blackberry

Rubus anglocandicans
Shrub
Palmate
Compound
White
Green

An upright, arching or scrambling shrubby plant that usually forms dense thickets its stems are armed with prickles and become woody with age its compound leaves have three or five spreading leaflets and are borne on prickly stalks these leaflets are usually egg-shaped in outline or oval in shape with variously toothed margins. Its white or pale pink flowers have five petals, five sepals, and numerous stamens. Its fleshy fruit (10-30 mm across) turn red as they begin to mature and then glossy black when fully ripe.

Common names 
Also known as: blackberry, European blackberry, shrubby blackberry, bramble,
Family 
Rosaceae
Deciduous 
No
Flowering time 
Spring - Summer
Native/Exotic 
Exotic
Origin 
The native distribution of Rubus anglocandicans is thought to be restricted to the UK.
Notifiable 
No
State declaration 
Category 3 - Must not be distributed or disposed. This means it must not be released into the environment unless the distribution or disposal is authorised in a regulation or under a permit.
Council declaration 
As per State Declaration
Known distribution 

Rubus anglocandicans is widely naturalised throughout the wetter parts of southern and eastern Australia. It is most common and widespread in eastern New South Wales, the ACT, Victoria, Tasmania, south-eastern South Australia and the coastal districts of south-western It is also occasionally naturalised in the cooler sub-coastal districts of south-eastern Queensland, in other wetter parts of South Australia, in some parts of inland southern New South Wales and on Norfolk Island.

Habitat 

A weed of disturbed sites, waste areas, roadsides, gardens, waterways (i.e. riparian vegetaiton), swamps, pastures, grasslands, orchards, plantations, bushland, open woodlands, forest margins and closed forests.

Habit 

An upright (i.e. erect), arching or scrambling shrubby plant that tends to grow in dense thickets. It usually grows 1-2 m tall, but occasionally reaches greater heights.

Impact and control methods 

For information on control measures see the Queensland Government's fact sheet

Stem and leaves 

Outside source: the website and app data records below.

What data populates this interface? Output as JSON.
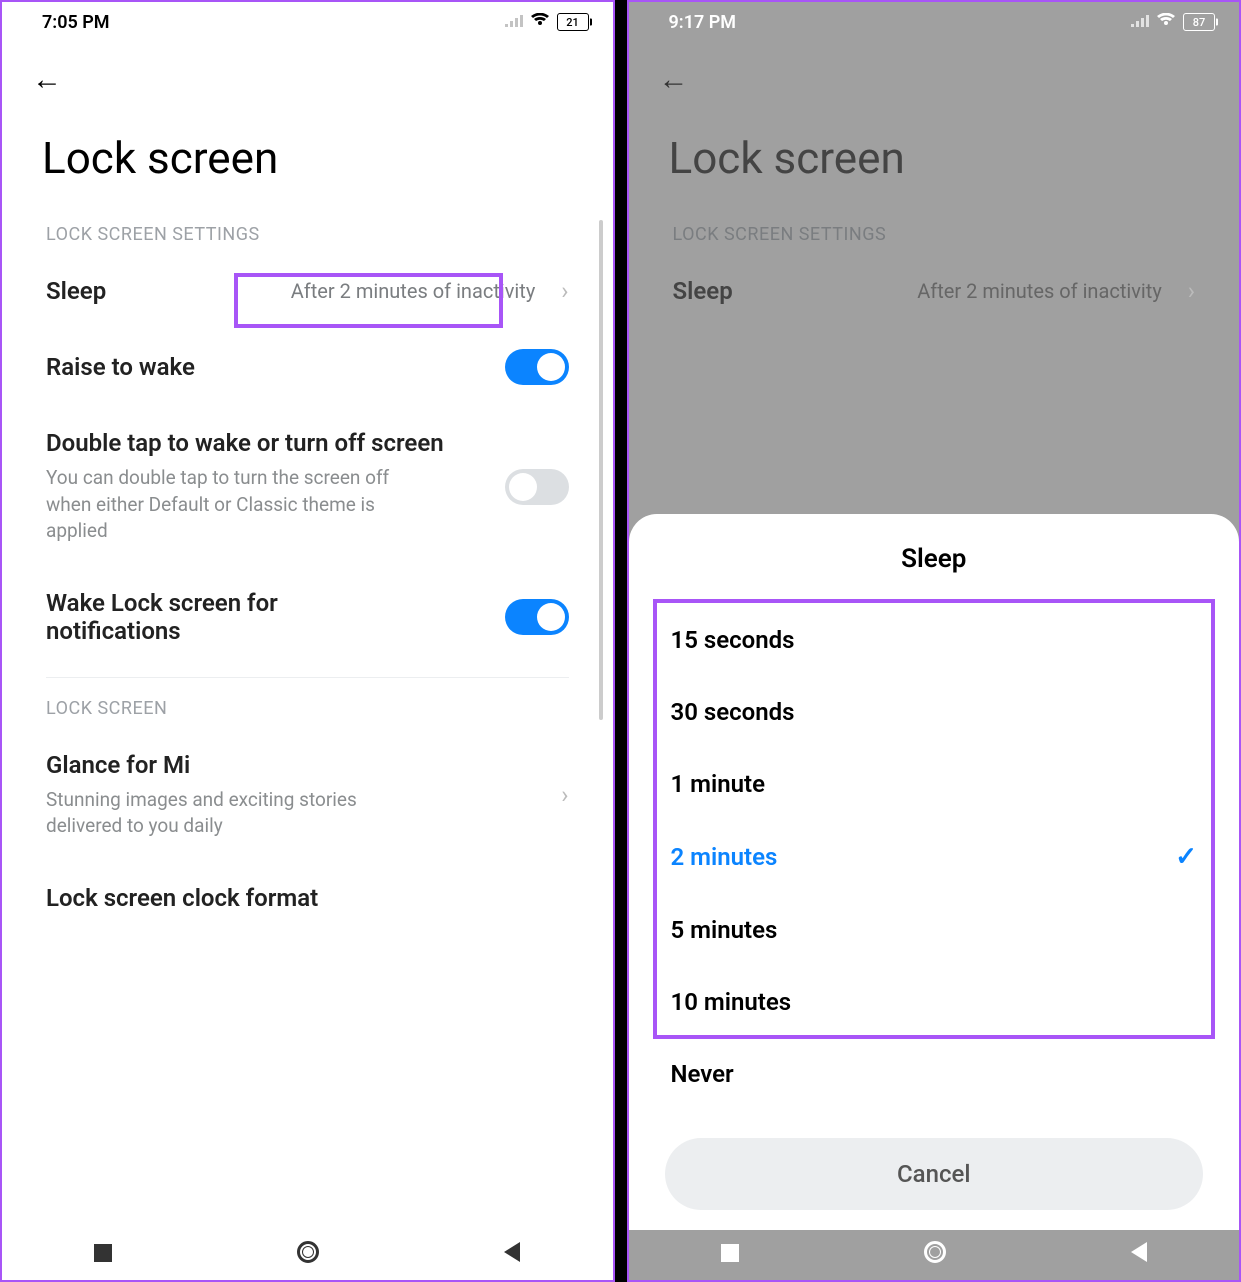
{
  "left": {
    "status": {
      "time": "7:05 PM",
      "battery": "21"
    },
    "title": "Lock screen",
    "section1": "LOCK SCREEN SETTINGS",
    "sleep": {
      "label": "Sleep",
      "value": "After 2 minutes of inactivity"
    },
    "raise": {
      "label": "Raise to wake"
    },
    "doubletap": {
      "label": "Double tap to wake or turn off screen",
      "desc": "You can double tap to turn the screen off when either Default or Classic theme is applied"
    },
    "wakelock": {
      "label": "Wake Lock screen for notifications"
    },
    "section2": "LOCK SCREEN",
    "glance": {
      "label": "Glance for Mi",
      "desc": "Stunning images and exciting stories delivered to you daily"
    },
    "clockformat": {
      "label": "Lock screen clock format"
    }
  },
  "right": {
    "status": {
      "time": "9:17 PM",
      "battery": "87"
    },
    "title": "Lock screen",
    "section1": "LOCK SCREEN SETTINGS",
    "sleep": {
      "label": "Sleep",
      "value": "After 2 minutes of inactivity"
    },
    "sheet": {
      "title": "Sleep",
      "options": [
        "15 seconds",
        "30 seconds",
        "1 minute",
        "2 minutes",
        "5 minutes",
        "10 minutes",
        "Never"
      ],
      "selected_index": 3,
      "cancel": "Cancel"
    }
  }
}
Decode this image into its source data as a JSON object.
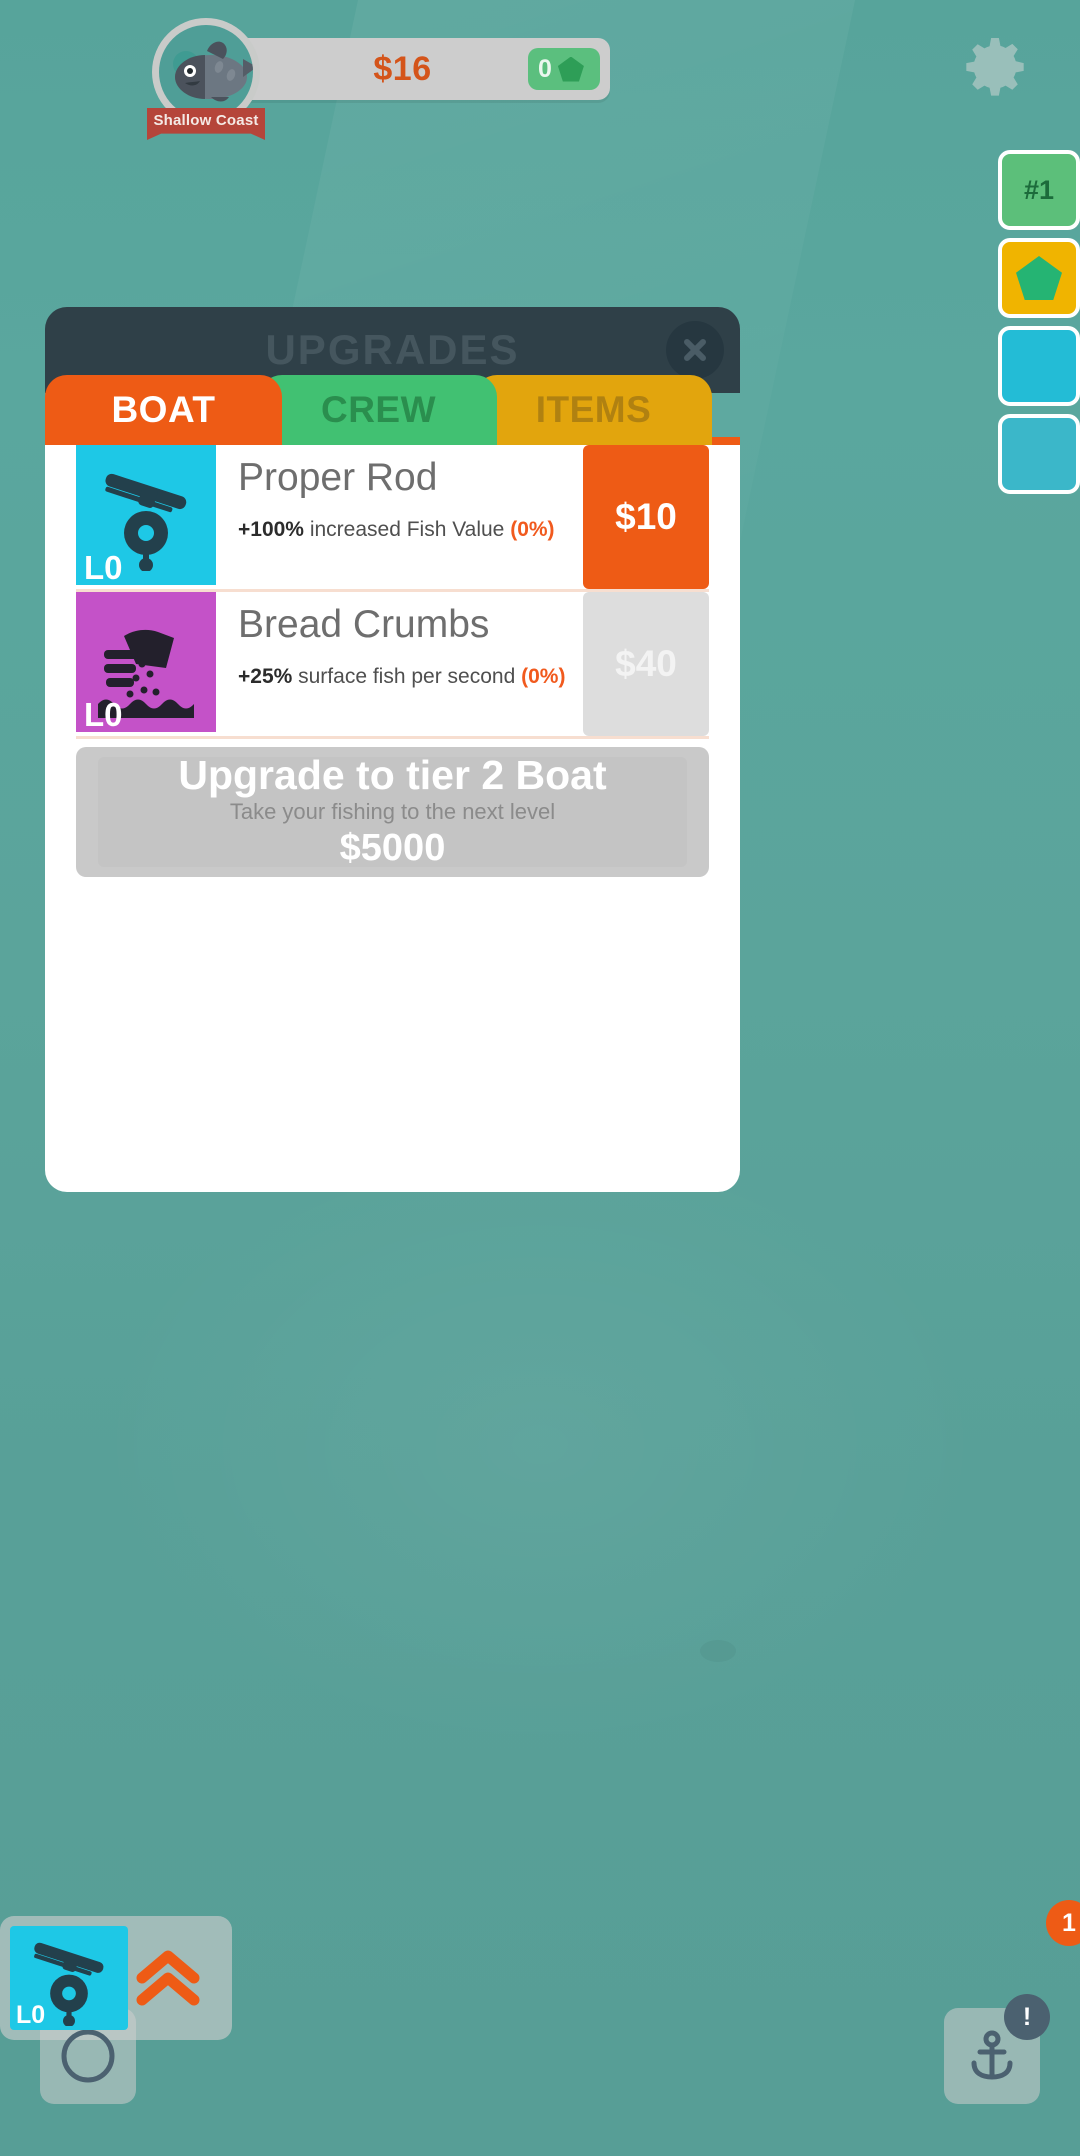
{
  "topbar": {
    "money": "$16",
    "gems": "0",
    "zone_name": "Shallow Coast",
    "gear_icon": "gear-icon",
    "fish_icon": "fish-portrait-icon",
    "gem_icon": "gem-icon"
  },
  "rail": {
    "rank_label": "#1",
    "gem_icon": "gem-icon"
  },
  "modal": {
    "title": "UPGRADES",
    "close_icon": "close-icon",
    "tabs": [
      {
        "label": "BOAT",
        "color": "#ee5b15",
        "active": true
      },
      {
        "label": "CREW",
        "color": "#41c172",
        "active": false
      },
      {
        "label": "ITEMS",
        "color": "#e2a50d",
        "active": false
      }
    ],
    "upgrades": [
      {
        "name": "Proper Rod",
        "level": "L0",
        "bonus": "+100%",
        "desc": " increased Fish Value ",
        "progress": "(0%)",
        "price": "$10",
        "affordable": true,
        "icon": "fishing-rod-icon",
        "icon_color": "#1ec8e6"
      },
      {
        "name": "Bread Crumbs",
        "level": "L0",
        "bonus": "+25%",
        "desc": " surface fish per second ",
        "progress": "(0%)",
        "price": "$40",
        "affordable": false,
        "icon": "hand-crumbs-icon",
        "icon_color": "#c452c8"
      }
    ],
    "tier_banner": {
      "title": "Upgrade to tier 2 Boat",
      "subtitle": "Take your fishing to the next level",
      "price": "$5000"
    }
  },
  "bottom": {
    "compass_icon": "compass-icon",
    "anchor_icon": "anchor-icon",
    "rod_icon": "fishing-rod-icon",
    "rod_level": "L0",
    "rod_badge": "1",
    "anchor_badge": "!",
    "upgrade_chevrons_icon": "double-chevron-up-icon"
  }
}
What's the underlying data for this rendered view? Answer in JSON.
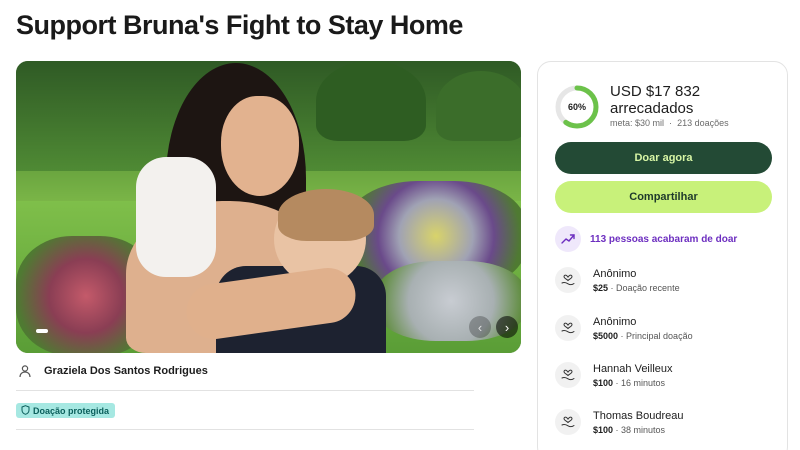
{
  "campaign": {
    "title": "Support Bruna's Fight to Stay Home",
    "organizer": "Graziela Dos Santos Rodrigues",
    "protected_label": "Doação protegida"
  },
  "gallery": {
    "prev_glyph": "‹",
    "next_glyph": "›"
  },
  "progress": {
    "percent_label": "60%",
    "fraction": 0.6,
    "raised_text": "USD $17 832 arrecadados",
    "goal": "meta: $30 mil",
    "separator": "·",
    "donation_count": "213 doações"
  },
  "actions": {
    "donate_label": "Doar agora",
    "share_label": "Compartilhar"
  },
  "recent_activity": {
    "text": "113 pessoas acabaram de doar"
  },
  "donations": [
    {
      "name": "Anônimo",
      "amount": "$25",
      "detail": "Doação recente"
    },
    {
      "name": "Anônimo",
      "amount": "$5000",
      "detail": "Principal doação"
    },
    {
      "name": "Hannah Veilleux",
      "amount": "$100",
      "detail": "16 minutos"
    },
    {
      "name": "Thomas Boudreau",
      "amount": "$100",
      "detail": "38 minutos"
    }
  ],
  "colors": {
    "donate_bg": "#234a35",
    "share_bg": "#c8f17a",
    "progress_ring": "#6cc24a",
    "activity_text": "#6d2fc0",
    "protected_bg": "#a6e8e2"
  },
  "icons": {
    "organizer": "person-icon",
    "protected": "shield-icon",
    "activity": "trending-up-icon",
    "donation": "heart-hand-icon",
    "prev": "chevron-left-icon",
    "next": "chevron-right-icon"
  }
}
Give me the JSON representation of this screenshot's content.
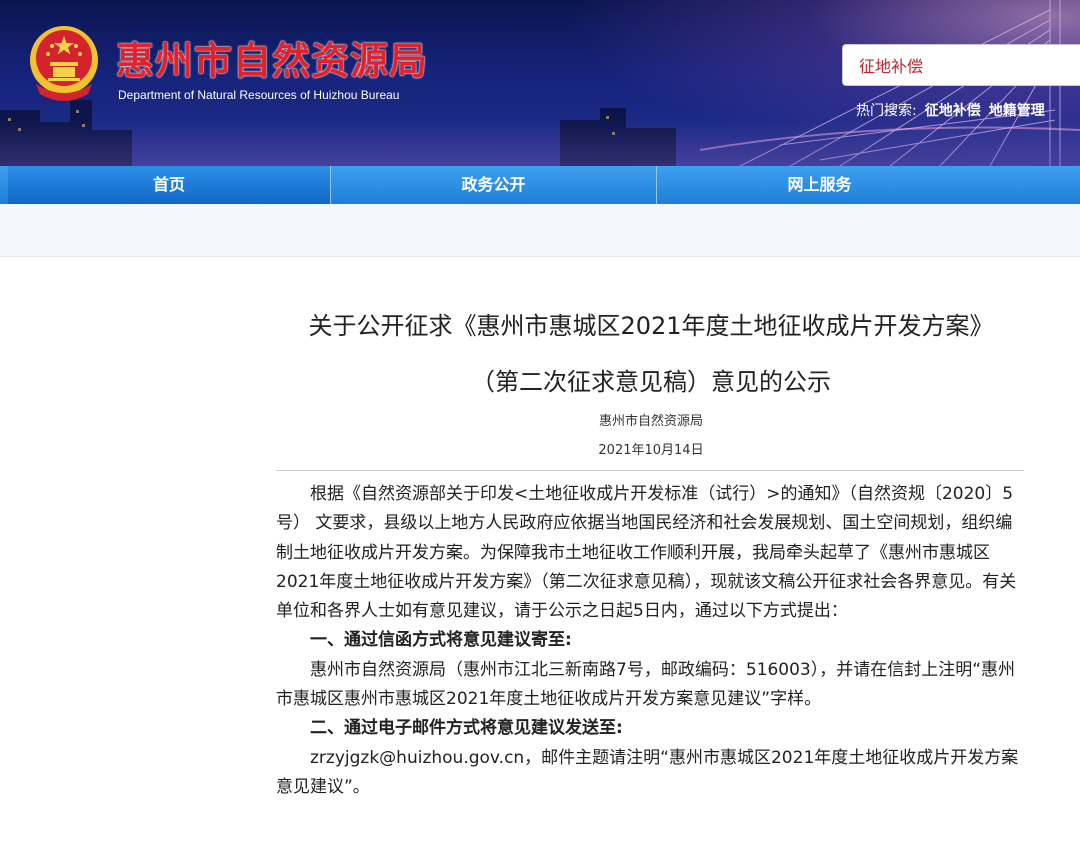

The upright (i.e. erect), arching or trailing main stems (i.e. primocanes) are armed with stout prickles (3-12 mm long) that are either curved or straight. These stems are mostly hairless (i.e. glabrous) and are green or reddish in colour when young. They become woody with age and can be round, ribbed or angular in cross-section. The shorter flowering branches (i.e. floricanes) are somewhat similar, but tend to be rounded and more hairy (i.e. pubescent) than the main stems (i.e. primocanes). The palmately compound (i.e. digitate) leaves are alternately arranged, with three or five leaflets, and are borne on prickly leaf stalks (i.e. petioles). These leaves are often whitish-hairy (i.e. pubescent) below with darker green, less hairy or hairless (i.e. glabrous), upper surfaces. Leaflets are egg-shaped in outline (i.e. ovate) or oval (i.e. elliptic) in shape (30-90 mm long and 25-50 mm wide) with variously toothed (i.e. serrated) margins. Small prickles may also be found on the underside of these leaflets, particularly along their midribs.

Flowers and fruits 

The flowers are borne in clusters at the tips of short side branches. They are white or pale pink in colour (20-30 mm across) with five petals (about 10 mm long), five sepals, and numerous stamens. Flowering occurs mainly during late spring and summer. The fruit are commonly referred to as 'berries', but are actually aggregate fruit consisting of many fleshy segments (i.e. druplets), each of which contains a single small seed. These rounded (i.e. globular) fruit turn from green to red in colour as they begin to mature, and are eventually glossy black in colour when fully ripe (10-30 mm across). The seeds are light or dark brown in colour, irregularly shaped or almost triangular (2-3 mm long), and have deeply pitted surfaces.

Reproduction and dispersal 

This plant reproduces by seed, however it may also produce suckers from its woody rootstock and plantlets from the stem tips that come into contact with the soil surface (this process is known as layering).Seeds are spread by animals (particularly birds) that eat the fruit, and both seeds and stem fragments are dispersed in dumped garden waste.

Similar species 

There are numerous other Rubus species that are native to, or naturalised, in Australia. Some of these other species can be difficult to distinguish from European blackberry (Rubus anglocandicans), and a specialist key should be consulted.The most recent, comprehensive, and easy to use resource is the Blackberry: an identification tool to introduced and native Rubus in Australia CD-ROM.